- Assigned task:
If an entry below holds a picture, leave the picture out and print the rest exactly.

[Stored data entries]
══════

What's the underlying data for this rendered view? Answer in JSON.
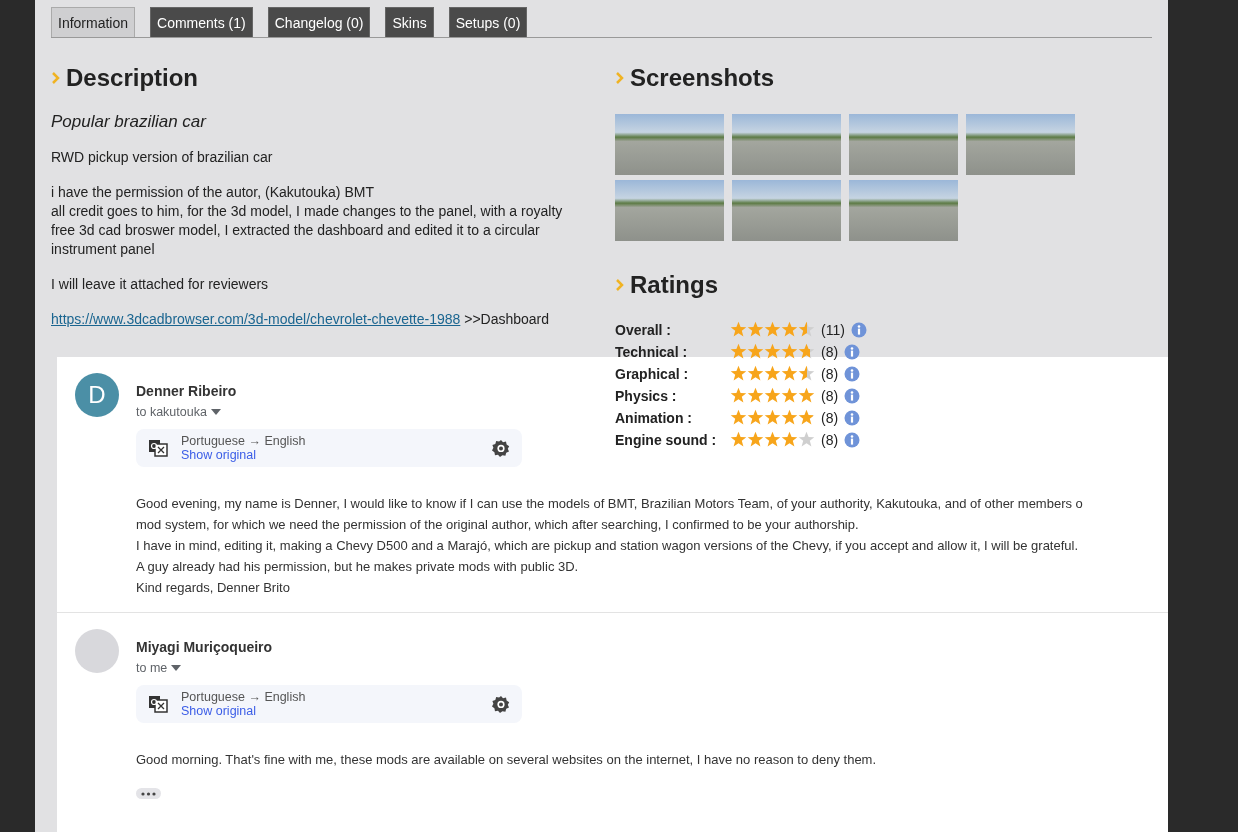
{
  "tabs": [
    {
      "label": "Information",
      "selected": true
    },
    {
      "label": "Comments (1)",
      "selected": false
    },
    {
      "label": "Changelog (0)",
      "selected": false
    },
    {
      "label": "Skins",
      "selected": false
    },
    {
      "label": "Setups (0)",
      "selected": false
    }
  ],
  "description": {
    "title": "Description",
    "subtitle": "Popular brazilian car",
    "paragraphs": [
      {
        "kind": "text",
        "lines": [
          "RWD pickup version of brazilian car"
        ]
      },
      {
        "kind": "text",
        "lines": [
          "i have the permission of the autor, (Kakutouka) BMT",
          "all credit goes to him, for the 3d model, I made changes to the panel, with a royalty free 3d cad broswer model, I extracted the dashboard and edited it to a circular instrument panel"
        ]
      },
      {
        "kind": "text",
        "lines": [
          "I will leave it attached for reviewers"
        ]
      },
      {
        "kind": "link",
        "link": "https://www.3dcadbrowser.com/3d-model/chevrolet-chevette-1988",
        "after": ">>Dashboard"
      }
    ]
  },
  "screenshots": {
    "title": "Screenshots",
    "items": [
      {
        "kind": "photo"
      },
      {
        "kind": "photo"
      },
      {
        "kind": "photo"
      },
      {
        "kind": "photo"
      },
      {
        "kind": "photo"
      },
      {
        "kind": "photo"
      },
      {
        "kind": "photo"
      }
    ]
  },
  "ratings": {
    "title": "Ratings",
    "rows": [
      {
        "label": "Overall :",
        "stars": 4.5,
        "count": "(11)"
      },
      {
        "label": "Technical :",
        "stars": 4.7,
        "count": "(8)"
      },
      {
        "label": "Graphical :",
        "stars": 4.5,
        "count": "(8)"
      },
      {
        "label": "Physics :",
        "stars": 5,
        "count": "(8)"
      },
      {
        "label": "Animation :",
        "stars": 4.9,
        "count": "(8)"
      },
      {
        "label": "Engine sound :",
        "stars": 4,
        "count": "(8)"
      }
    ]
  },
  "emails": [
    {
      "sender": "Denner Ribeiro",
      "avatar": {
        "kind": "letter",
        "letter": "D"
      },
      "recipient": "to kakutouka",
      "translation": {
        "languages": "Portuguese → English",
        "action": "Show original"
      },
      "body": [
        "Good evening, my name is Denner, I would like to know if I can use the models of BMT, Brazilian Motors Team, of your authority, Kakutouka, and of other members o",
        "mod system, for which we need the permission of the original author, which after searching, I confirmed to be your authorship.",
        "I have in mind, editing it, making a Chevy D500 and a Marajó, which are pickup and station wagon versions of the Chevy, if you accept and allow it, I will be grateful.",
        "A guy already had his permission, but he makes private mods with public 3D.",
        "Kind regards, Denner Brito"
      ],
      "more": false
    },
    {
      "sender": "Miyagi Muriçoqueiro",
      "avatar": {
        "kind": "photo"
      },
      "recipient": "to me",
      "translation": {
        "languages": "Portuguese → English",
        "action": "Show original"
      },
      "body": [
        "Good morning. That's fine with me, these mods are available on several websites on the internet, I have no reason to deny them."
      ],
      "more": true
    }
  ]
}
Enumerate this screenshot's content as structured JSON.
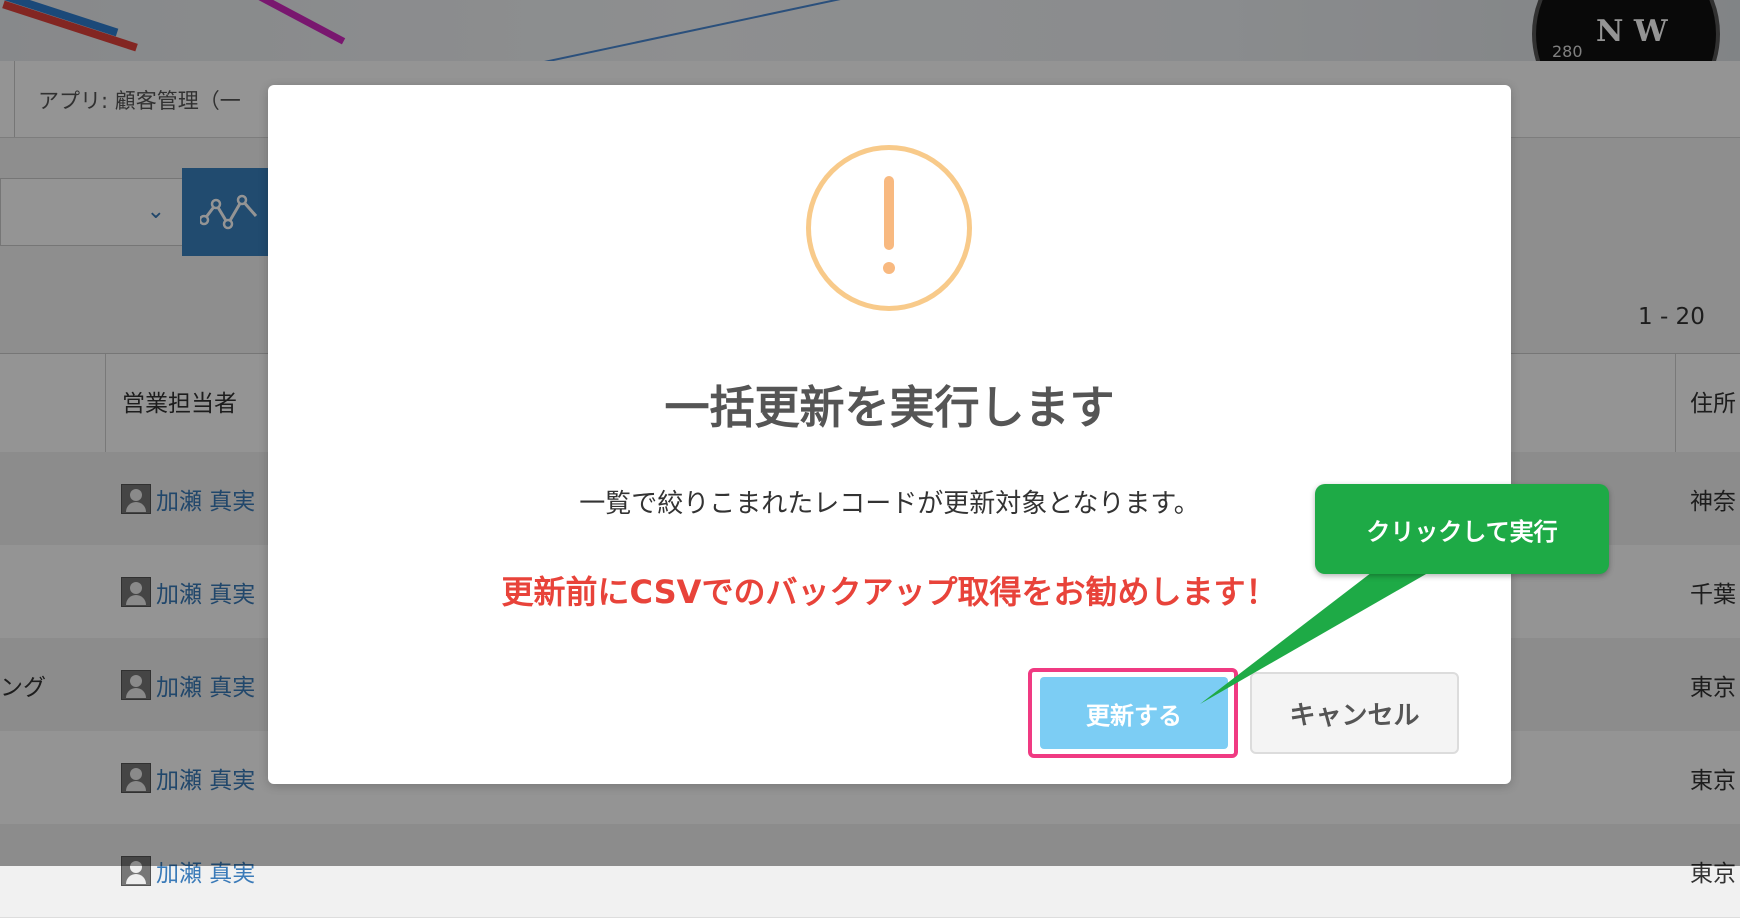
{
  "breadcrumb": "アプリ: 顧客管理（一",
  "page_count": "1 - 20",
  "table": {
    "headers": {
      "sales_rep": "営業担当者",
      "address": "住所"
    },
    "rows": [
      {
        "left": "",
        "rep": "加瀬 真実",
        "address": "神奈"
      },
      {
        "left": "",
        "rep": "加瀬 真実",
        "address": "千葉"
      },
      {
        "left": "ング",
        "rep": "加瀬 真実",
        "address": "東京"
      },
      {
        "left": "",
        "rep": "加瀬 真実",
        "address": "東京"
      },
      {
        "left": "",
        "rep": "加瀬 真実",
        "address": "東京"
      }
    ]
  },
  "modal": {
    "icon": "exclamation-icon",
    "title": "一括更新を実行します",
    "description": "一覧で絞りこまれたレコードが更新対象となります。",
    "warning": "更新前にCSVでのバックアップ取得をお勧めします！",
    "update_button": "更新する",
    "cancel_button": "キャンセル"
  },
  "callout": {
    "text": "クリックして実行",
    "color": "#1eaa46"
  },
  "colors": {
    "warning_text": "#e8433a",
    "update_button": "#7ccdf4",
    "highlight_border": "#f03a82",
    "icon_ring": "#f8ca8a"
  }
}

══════

- Problem solution:
What's the underlying data for this rendered view? Answer in JSON.
{
  "tabs": [
    {
      "label": "Information",
      "selected": true
    },
    {
      "label": "Comments (1)",
      "selected": false
    },
    {
      "label": "Changelog (0)",
      "selected": false
    },
    {
      "label": "Skins",
      "selected": false
    },
    {
      "label": "Setups (0)",
      "selected": false
    }
  ],
  "description": {
    "title": "Description",
    "subtitle": "Popular brazilian car",
    "paragraphs": [
      {
        "kind": "text",
        "lines": [
          "RWD pickup version of brazilian car"
        ]
      },
      {
        "kind": "text",
        "lines": [
          "i have the permission of the autor, (Kakutouka) BMT",
          "all credit goes to him, for the 3d model, I made changes to the panel, with a royalty free 3d cad broswer model, I extracted the dashboard and edited it to a circular instrument panel"
        ]
      },
      {
        "kind": "text",
        "lines": [
          "I will leave it attached for reviewers"
        ]
      },
      {
        "kind": "link",
        "link": "https://www.3dcadbrowser.com/3d-model/chevrolet-chevette-1988",
        "after": ">>Dashboard"
      }
    ]
  },
  "screenshots": {
    "title": "Screenshots",
    "items": [
      {
        "kind": "photo"
      },
      {
        "kind": "photo"
      },
      {
        "kind": "photo"
      },
      {
        "kind": "photo"
      },
      {
        "kind": "photo"
      },
      {
        "kind": "photo"
      },
      {
        "kind": "photo"
      }
    ]
  },
  "ratings": {
    "title": "Ratings",
    "rows": [
      {
        "label": "Overall :",
        "stars": 4.5,
        "count": "(11)"
      },
      {
        "label": "Technical :",
        "stars": 4.7,
        "count": "(8)"
      },
      {
        "label": "Graphical :",
        "stars": 4.5,
        "count": "(8)"
      },
      {
        "label": "Physics :",
        "stars": 5,
        "count": "(8)"
      },
      {
        "label": "Animation :",
        "stars": 4.9,
        "count": "(8)"
      },
      {
        "label": "Engine sound :",
        "stars": 4,
        "count": "(8)"
      }
    ]
  },
  "emails": [
    {
      "sender": "Denner Ribeiro",
      "avatar": {
        "kind": "letter",
        "letter": "D"
      },
      "recipient": "to kakutouka",
      "translation": {
        "languages": "Portuguese → English",
        "action": "Show original"
      },
      "body": [
        "Good evening, my name is Denner, I would like to know if I can use the models of BMT, Brazilian Motors Team, of your authority, Kakutouka, and of other members o",
        "mod system, for which we need the permission of the original author, which after searching, I confirmed to be your authorship.",
        "I have in mind, editing it, making a Chevy D500 and a Marajó, which are pickup and station wagon versions of the Chevy, if you accept and allow it, I will be grateful.",
        "A guy already had his permission, but he makes private mods with public 3D.",
        "Kind regards, Denner Brito"
      ],
      "more": false
    },
    {
      "sender": "Miyagi Muriçoqueiro",
      "avatar": {
        "kind": "photo"
      },
      "recipient": "to me",
      "translation": {
        "languages": "Portuguese → English",
        "action": "Show original"
      },
      "body": [
        "Good morning. That's fine with me, these mods are available on several websites on the internet, I have no reason to deny them."
      ],
      "more": true
    }
  ]
}
Enumerate this screenshot's content as structured JSON.
{
  "breadcrumb": "アプリ: 顧客管理（一",
  "page_count": "1 - 20",
  "table": {
    "headers": {
      "sales_rep": "営業担当者",
      "address": "住所"
    },
    "rows": [
      {
        "left": "",
        "rep": "加瀬 真実",
        "address": "神奈"
      },
      {
        "left": "",
        "rep": "加瀬 真実",
        "address": "千葉"
      },
      {
        "left": "ング",
        "rep": "加瀬 真実",
        "address": "東京"
      },
      {
        "left": "",
        "rep": "加瀬 真実",
        "address": "東京"
      },
      {
        "left": "",
        "rep": "加瀬 真実",
        "address": "東京"
      }
    ]
  },
  "modal": {
    "icon": "exclamation-icon",
    "title": "一括更新を実行します",
    "description": "一覧で絞りこまれたレコードが更新対象となります。",
    "warning": "更新前にCSVでのバックアップ取得をお勧めします！",
    "update_button": "更新する",
    "cancel_button": "キャンセル"
  },
  "callout": {
    "text": "クリックして実行",
    "color": "#1eaa46"
  },
  "colors": {
    "warning_text": "#e8433a",
    "update_button": "#7ccdf4",
    "highlight_border": "#f03a82",
    "icon_ring": "#f8ca8a"
  }
}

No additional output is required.